Assignment: The task calls for the count of lines containing "Anonim" in these records, given as a number with no other words.

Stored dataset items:
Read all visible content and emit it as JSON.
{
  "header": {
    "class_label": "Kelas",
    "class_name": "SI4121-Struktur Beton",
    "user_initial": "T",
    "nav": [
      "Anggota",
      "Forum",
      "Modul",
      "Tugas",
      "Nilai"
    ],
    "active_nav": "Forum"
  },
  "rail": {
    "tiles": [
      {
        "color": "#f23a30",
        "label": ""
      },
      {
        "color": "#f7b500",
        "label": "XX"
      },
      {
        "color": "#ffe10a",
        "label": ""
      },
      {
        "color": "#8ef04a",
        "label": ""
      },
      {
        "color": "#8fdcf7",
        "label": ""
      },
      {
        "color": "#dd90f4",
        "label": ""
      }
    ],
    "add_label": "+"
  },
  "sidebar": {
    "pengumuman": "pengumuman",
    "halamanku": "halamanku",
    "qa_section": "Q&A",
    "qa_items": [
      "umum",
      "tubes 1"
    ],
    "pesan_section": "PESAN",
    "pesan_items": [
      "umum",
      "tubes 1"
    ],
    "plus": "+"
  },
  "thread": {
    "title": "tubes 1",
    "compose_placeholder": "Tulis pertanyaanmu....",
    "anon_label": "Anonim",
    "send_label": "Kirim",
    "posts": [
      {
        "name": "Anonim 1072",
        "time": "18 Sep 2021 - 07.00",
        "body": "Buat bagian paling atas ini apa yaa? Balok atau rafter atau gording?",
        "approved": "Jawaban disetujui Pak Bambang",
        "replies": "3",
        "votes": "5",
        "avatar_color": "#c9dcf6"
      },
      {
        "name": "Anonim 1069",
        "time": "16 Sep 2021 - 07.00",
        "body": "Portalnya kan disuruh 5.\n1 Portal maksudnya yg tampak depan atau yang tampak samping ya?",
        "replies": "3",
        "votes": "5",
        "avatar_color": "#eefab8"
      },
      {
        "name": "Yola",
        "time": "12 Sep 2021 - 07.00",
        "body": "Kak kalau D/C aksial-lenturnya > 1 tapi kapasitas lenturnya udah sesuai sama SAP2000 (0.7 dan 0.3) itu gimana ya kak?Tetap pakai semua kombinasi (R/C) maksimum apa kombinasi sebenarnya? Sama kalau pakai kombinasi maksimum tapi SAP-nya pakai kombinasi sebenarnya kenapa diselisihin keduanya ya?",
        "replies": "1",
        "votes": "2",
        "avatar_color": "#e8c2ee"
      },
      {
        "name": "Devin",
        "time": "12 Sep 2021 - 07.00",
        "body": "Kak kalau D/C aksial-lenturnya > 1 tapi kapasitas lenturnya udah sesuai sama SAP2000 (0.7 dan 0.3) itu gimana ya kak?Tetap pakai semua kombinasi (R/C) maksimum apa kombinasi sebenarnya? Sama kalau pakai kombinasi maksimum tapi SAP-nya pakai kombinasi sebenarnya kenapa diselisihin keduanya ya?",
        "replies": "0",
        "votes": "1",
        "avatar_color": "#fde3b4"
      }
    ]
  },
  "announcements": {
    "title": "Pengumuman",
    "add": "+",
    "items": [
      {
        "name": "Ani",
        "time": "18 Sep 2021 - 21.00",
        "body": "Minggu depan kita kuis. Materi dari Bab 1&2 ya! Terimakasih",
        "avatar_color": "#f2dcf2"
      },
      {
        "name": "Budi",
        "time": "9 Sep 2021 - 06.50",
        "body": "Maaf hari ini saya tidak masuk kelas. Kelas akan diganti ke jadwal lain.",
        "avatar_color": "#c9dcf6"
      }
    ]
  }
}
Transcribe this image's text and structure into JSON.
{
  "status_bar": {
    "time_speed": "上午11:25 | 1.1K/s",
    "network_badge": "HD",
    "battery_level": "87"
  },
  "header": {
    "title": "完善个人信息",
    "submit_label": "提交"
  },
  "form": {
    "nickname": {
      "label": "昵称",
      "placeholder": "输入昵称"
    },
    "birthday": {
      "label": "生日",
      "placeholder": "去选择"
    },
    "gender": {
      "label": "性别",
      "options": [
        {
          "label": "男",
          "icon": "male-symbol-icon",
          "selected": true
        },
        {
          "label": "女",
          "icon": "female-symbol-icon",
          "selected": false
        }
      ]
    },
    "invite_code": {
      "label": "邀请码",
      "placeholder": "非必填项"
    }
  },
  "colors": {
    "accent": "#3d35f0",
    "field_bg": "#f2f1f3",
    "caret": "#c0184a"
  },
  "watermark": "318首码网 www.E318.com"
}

Exercise result: 3